WATCH: Newborn white rhino at Cotswold Wildlife Park named Queenie to mark Platinum Jubilee
A newborn white rhino at the Cotswold Wildlife Park has been named Queenie to mark the monarch’s Platinum Jubilee year.
The park shared videos of Queenie shortly after being born and leaping into a pen after being released from a pen for the first time.
Photographs and images also show the calf, named for the 70th anniversary of the Queen’s service to the throne, examining a rock and running around its mother’s feet.
Visitors can see the baby rhino in the park‘s rhino enclosure and solar-powered rhino house.
The Queen’s grandson, the Duke of Cambridge, is also patron of the conservation charity Tusk Trust, which works with Cotswold Wildlife Park to protect endangered African species.
New Rhino calf named ‘Queenie’ in honor of Her Majesty The Queen at the Cotswold Wildlife Park https://t.co/kUr8TLqyqG pic.twitter.com/pbgik4ihtv
— ITV News Meridian (@itvmeridian) March 12, 2022
Chief executive Reggie Heyworth said Queenie was the fifth female baby rhino to be born in a row and the latest in a series of animals to be named after members of the royal family.
Mr Heyworth said: “All the rhinos here are named after very special people and I think everyone agrees that 2022 will always be special because of Queen Elizabeth’s Platinum Jubilee.
“I thought it might be a little presumptuous to name our new baby Elizabeth, so I named her Queenie instead.
“I think it’s a perfect name for a young female rhino.”
A Bactrian camel in the park, a species considered one of the world’s rarest large mammals, was also named Louis after the Queen’s great-grandson as he was born on the same day.
Louis the camel will soon become a dad and his little ones will be the first to be born in the park since 2018.
White rhinos were also on the brink of extinction in the early 1900s, with only 20-50 remaining in their African homeland.
But after years of protection, they are now the most common of the five rhino species, the park said.
Queenie is the newest addition to the park’s white rhino family, which is the largest rhino species and native to southern Africa, and is believed to be the first white rhino to be born in a UK zoo this year.
Births of the species in captivity are considered extremely rare with just five white rhinos born in the UK in the past year and 12 in European zoos, the park said.
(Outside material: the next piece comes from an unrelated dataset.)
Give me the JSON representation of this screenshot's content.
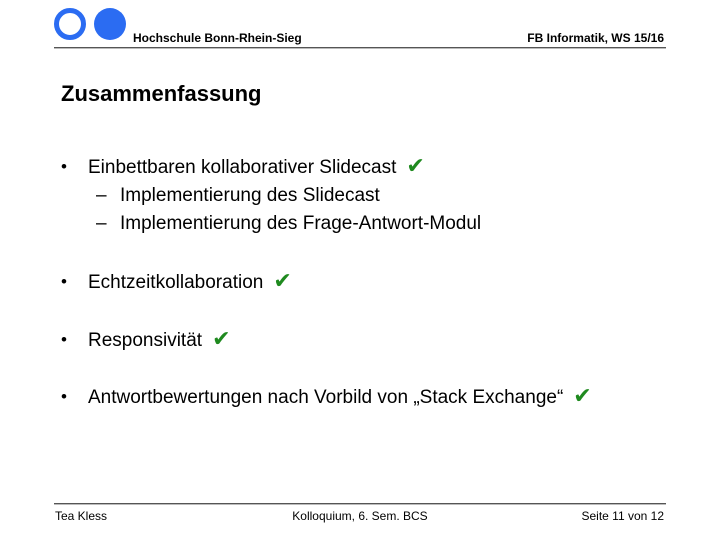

Black, Javanese and Sumatran rhino species are critically endangered, while the Sumatran rhino is presumed extinct in the wild in Malaysia, according to the International Union for Conservation of Nature (IUCN).